Our feelings come from our thinking about a situation, or the meaning we personally make of it.
(Often, this interpretation of a situation, the “meaning making” happens so quickly that it is hard to catch)
When you get upset and reactive with your child, you have made meaning of their behavior, and it’s not a good meaning. If we make a good meaning of their behavior, the response is mature, constructive, connecting….
So, what negative meaning are you making of your child’s behavior that has you reacting in negative/reactive ways?
What gets you upset? Why?
What does it “mean” when your child doesn’t listen to you for example?
What does it mean if you think you child has “purposefully ignored” you? Sit and think about it.
It is not a done deal that we must get angry if our children don’t listen to us.
Getting angry only happens when the meaning you make is one that you decide is hurtful to you… a judgment on your worth for example. Otherwise there would be nothing to be upset about.
But what if we interpreted the child’s behavior as benign or innocent rather than harmful.
It’s your choice actually. It always is. It is your choice to make what meaning you make of it and then to react the way you do.
Does this makes sense?
We only react negatively when we put a negative meaning on the actions of the child.
But here is the thing. Children are not hurtful like this. They are actually usually too focused on themselves and their world to be trying to communicate subversive messages like this. And they are good, not malevolent.
The reason why we act negatively to a child’s behavior is because we have put a motive in their head that was never there in the first place, or because we are perceiving the situation as hurtful.
If that’s the case, don’t you think it would seem like a good idea to stop doing that?
What if you could see the innocence in your child’s actions? What if you knew that your child’s actions were just not conveying the negative meaning you thought they were?
What if not listening was really understood as:
“I am focused on what I am doing right now”
“I am overwhelmed”
“I am scared of you right now”
“I don’t feel connected to you”
“You have trained me to only respond when when you yell”
What if we saw the truth… instead of disrespect? Then we could address real root issues instead of going off of insecure assumptions that do nothing but to shame children, weaken the connection between parent and child, and protect the ego of the parent.

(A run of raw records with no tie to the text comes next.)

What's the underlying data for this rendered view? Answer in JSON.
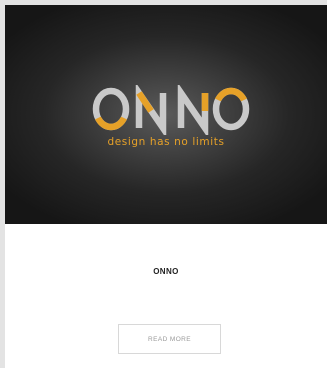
{
  "card": {
    "logo": {
      "wordmark": "ONNO",
      "tagline": "design has no limits",
      "colors": {
        "letters": "#c9c9c9",
        "accent": "#e6a128"
      }
    },
    "title": "ONNO",
    "read_more_label": "READ MORE"
  }
}
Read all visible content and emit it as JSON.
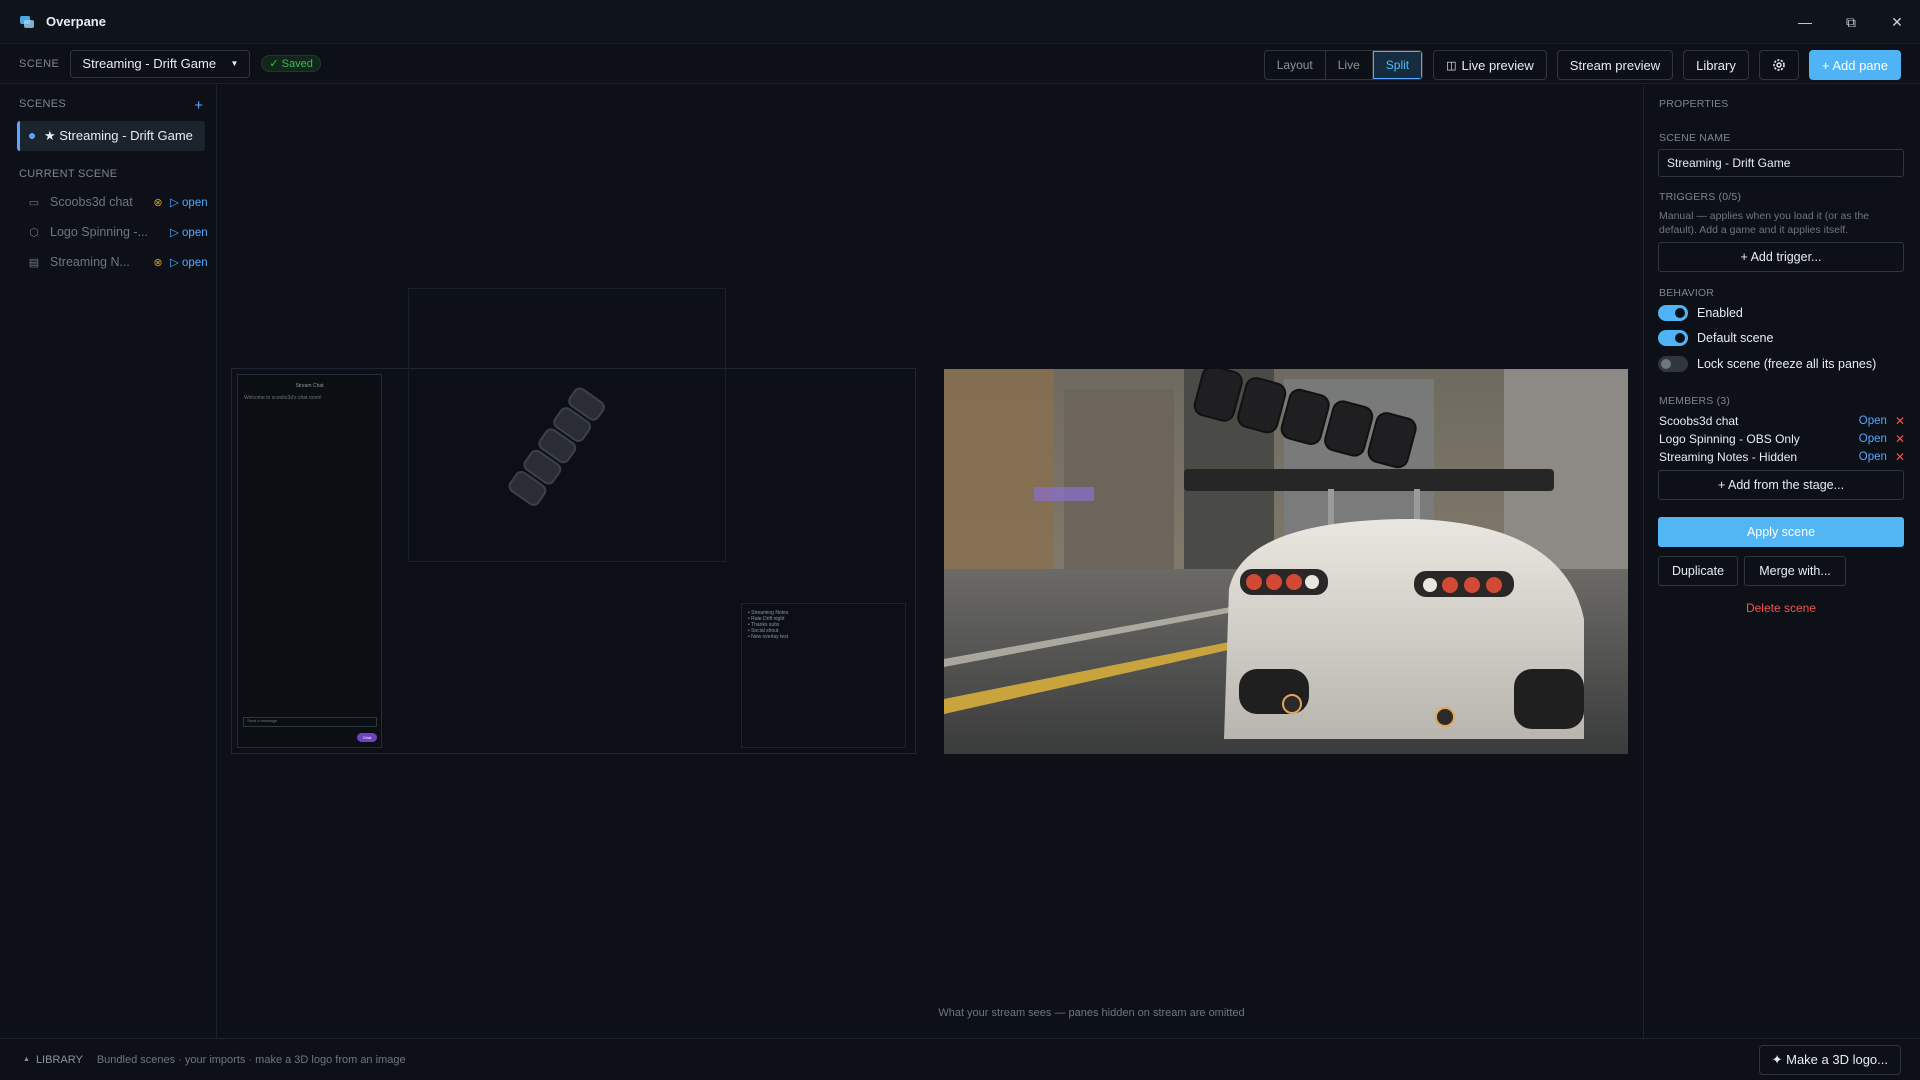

Better parenting requires that we suspend our insecure assumptions and look for the innocent truth that is present.